In DRC this often means that sexual assault is addressed by family or ethnic leaders resulting in mediated marriages, which are unwelcome to the women victims. In Somalia, clan elders agree on material compensation, known as xeer in Somali, whereby wealth is transferred to families/clans, but not the victims. Participants in both countries said this gendered justice system did not lead to a sense of justice, which exacerbates mental health harm from SGBV. A woman in Kismayo made clear their exasperation with justice when reflecting on a rape case involving a young girl, which went through clan elders:
When a case like this happens, the traditional leaders take over the case, and the case is not taken up by the rule of law agencies. This needs to change. The perpetrators must get harsh punishment so that it will be a lesson for those who are inclined to do similar horrible crimes.
Despite the erosion of the state in DRC and Somalia, there are still state and local organisations and institutions providing health, mental health, and justice services. In Somalia, this is ad hoc, and not systematically integrated. In South Kivu, the Panzi Foundation, founded by Nobel Peace Prize winner Dr. Denis Mukwege, administers Panzi Hospital, which incorporates locally-based wraparound economic, medical, psychosocial, and justice support and advocacy, offering a model for post-conflict situations. This ‘one-stop’ model provides free trauma sensitive medical and psychosocial care to victims and families; advocates to state actors and local community leaders; gives legal aid; and provides livelihood training and start-up funding. We contend that supporting healing for SGBV victims requires similarly holistic syncing of pathways of health, mental health, and justice, which must involve the state, international, and indigenous institutions and actors. This necessitates a comprehensive understanding of local milieus, including the cultural logics behind where people actually turn to for care. It is not enough simply to address the barriers to formal systems.
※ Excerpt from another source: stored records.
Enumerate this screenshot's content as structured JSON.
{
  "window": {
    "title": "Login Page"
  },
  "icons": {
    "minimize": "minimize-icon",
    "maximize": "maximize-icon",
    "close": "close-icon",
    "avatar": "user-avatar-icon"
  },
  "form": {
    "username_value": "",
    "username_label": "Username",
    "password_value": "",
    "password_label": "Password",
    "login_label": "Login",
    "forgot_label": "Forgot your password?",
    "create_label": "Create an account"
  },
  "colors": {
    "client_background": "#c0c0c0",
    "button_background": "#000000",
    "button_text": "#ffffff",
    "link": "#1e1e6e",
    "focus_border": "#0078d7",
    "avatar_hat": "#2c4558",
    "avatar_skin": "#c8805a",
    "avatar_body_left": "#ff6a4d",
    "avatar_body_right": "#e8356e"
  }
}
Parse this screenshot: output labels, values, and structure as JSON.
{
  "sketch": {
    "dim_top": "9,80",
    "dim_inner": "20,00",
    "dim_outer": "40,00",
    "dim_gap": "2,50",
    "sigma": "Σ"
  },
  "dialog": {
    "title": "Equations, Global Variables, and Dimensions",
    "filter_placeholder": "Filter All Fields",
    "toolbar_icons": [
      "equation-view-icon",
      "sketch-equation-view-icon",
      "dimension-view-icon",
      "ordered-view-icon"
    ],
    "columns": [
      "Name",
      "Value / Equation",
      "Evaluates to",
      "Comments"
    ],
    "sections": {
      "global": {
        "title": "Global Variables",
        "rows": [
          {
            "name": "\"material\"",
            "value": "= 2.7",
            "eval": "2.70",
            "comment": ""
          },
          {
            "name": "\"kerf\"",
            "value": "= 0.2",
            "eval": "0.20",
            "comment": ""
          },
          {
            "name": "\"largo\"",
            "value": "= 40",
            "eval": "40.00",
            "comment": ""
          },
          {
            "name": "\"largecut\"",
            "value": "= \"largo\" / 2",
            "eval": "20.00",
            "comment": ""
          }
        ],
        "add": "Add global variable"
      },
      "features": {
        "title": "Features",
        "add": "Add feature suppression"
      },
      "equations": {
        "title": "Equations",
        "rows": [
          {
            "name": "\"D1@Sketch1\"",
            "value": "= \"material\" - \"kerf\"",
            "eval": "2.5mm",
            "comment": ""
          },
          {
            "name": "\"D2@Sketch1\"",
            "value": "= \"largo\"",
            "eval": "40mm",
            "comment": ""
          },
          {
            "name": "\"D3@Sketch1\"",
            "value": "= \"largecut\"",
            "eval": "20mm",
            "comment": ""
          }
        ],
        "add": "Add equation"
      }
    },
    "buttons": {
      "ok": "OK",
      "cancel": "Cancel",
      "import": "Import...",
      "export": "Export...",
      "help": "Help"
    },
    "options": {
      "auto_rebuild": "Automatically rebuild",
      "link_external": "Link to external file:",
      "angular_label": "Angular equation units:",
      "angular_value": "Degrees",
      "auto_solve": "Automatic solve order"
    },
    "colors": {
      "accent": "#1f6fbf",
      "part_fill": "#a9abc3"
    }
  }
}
This blog comes from the recently published article, ‘Pathways to care: IDPs seeking health support and justice for sexual and gender-based violence through social connections’. The co-authors—Clayton Boeyink, Mohamed A Ali-Salad, Esther Wanyema Baruti, Ahmed S. Bile, Jean-Benoît Falisse, Leonard Muzee Kazamwali, Said A. Mohamoud, Henry Ngongo Muganza, Denise Mapendo Mukwege, Amina Jama Mahmud—are based at the Somali Institute for Development and Research Analysis in Somalia, the Université Evangélique en Afrique/Centre d’Excellence Denis Mukwege in DRC, and the University of Edinburgh and are collaborating on a ESRC/Global Challenges Research Fund (GCRF) project aiming to help Somali and Congolese displaced people to access healthcare associated with protracted displacement, conflict, and sexual and gender-based violence (displacement.sps.ed.ac.uk/).
A special thanks to research assistants supporting data collection in DRC: Arcene Kisanga, Naomie Amina Mirindi, and Blandine Mushagalusa Ndamuso; and in Somalia: Mohamud Adan Ahmed, Omar Yusuf Ahmed, Mohammed Fahim Bishar, Muna Mohamed Hersi, Anisa Said Kulmiye, Ahmed Mohamed Mohamoud, and Amina Mohamed Nor.